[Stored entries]
· · ·
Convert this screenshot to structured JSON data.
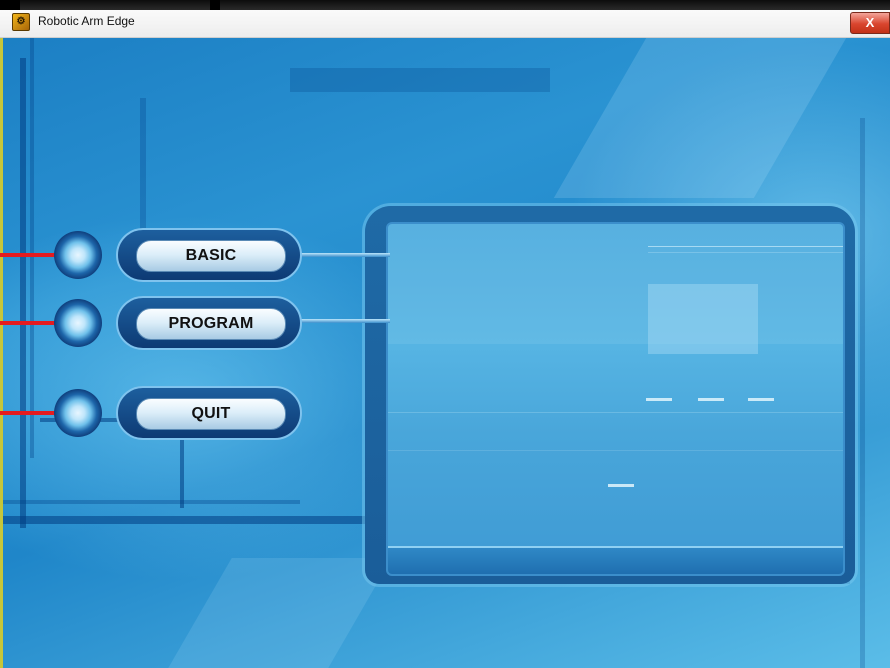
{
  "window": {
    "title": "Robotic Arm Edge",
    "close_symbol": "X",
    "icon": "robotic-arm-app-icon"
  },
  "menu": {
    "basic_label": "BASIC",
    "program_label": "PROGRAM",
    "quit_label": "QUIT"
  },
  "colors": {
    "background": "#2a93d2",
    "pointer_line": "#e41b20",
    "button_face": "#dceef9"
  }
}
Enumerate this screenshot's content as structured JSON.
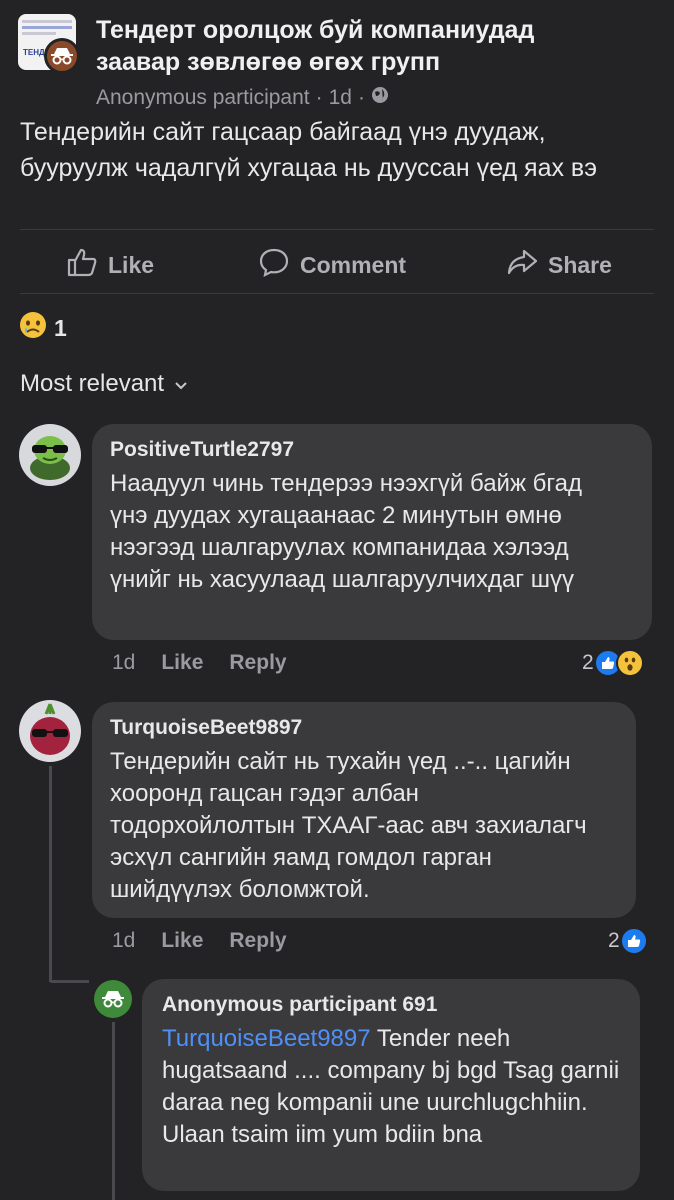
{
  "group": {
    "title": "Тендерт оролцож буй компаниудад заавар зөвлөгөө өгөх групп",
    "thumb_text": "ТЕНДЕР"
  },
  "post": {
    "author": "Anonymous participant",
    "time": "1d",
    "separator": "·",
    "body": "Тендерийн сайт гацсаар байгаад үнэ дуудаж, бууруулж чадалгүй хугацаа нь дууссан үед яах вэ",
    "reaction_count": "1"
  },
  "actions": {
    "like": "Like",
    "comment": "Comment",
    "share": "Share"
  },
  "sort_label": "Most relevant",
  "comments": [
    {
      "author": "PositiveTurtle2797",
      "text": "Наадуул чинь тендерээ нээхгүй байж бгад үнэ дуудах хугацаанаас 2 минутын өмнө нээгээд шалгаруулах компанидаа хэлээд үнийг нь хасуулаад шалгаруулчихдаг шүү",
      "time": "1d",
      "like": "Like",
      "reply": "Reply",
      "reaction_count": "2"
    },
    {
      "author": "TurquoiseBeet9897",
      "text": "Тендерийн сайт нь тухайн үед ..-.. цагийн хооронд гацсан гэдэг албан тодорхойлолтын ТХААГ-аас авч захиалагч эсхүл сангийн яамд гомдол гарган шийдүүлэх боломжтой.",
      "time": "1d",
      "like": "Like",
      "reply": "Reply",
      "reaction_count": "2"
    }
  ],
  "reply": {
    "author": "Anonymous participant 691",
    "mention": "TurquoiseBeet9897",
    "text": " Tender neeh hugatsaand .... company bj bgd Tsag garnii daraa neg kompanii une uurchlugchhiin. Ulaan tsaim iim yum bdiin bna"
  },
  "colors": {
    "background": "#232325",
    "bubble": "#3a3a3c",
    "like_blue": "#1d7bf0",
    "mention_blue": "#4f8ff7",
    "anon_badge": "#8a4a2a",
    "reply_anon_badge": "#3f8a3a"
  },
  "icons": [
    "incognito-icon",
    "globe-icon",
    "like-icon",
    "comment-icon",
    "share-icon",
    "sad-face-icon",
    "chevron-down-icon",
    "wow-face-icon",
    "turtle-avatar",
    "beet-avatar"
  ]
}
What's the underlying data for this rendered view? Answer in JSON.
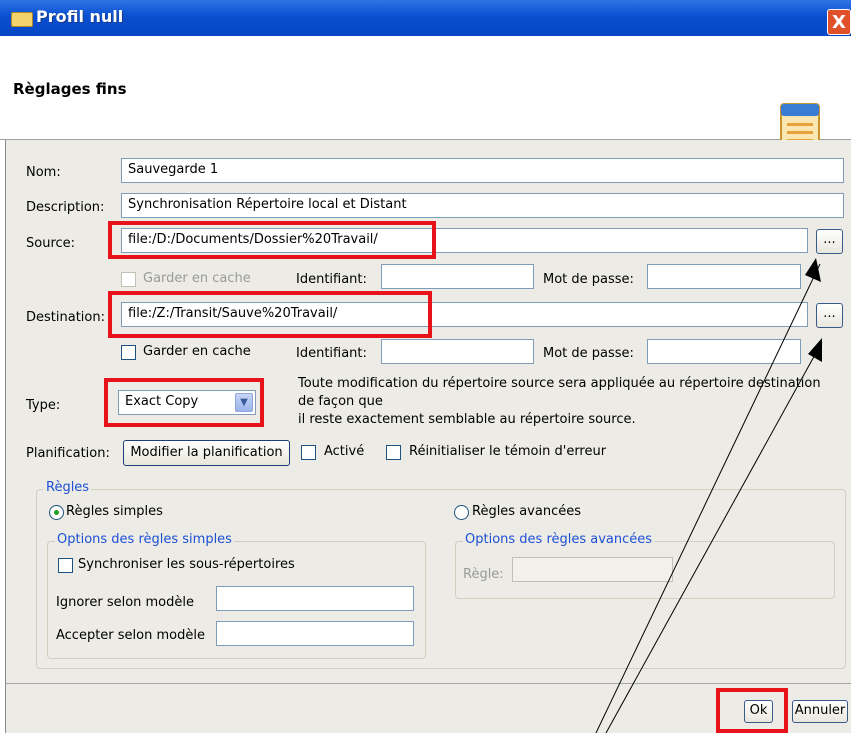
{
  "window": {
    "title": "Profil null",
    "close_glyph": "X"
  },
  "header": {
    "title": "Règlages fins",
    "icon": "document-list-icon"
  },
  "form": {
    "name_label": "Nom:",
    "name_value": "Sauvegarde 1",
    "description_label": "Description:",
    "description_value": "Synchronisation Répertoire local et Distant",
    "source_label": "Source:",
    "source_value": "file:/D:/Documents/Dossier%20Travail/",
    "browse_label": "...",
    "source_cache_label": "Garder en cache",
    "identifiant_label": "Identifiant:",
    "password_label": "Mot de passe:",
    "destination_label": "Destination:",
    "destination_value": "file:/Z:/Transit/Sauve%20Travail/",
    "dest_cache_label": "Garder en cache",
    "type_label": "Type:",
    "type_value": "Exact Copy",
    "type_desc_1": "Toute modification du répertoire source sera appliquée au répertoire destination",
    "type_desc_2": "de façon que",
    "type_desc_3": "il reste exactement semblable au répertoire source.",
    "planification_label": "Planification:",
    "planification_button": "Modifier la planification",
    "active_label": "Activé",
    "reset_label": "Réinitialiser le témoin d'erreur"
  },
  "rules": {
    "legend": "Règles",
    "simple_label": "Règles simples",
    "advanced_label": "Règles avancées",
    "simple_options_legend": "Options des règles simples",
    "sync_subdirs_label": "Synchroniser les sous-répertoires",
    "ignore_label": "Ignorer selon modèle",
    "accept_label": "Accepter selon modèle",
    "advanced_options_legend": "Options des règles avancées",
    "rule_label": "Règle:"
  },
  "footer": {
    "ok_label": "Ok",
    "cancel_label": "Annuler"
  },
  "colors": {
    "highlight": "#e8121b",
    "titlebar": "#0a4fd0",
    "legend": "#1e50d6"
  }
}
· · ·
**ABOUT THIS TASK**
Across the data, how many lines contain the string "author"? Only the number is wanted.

**SOLUTION BELOW**
4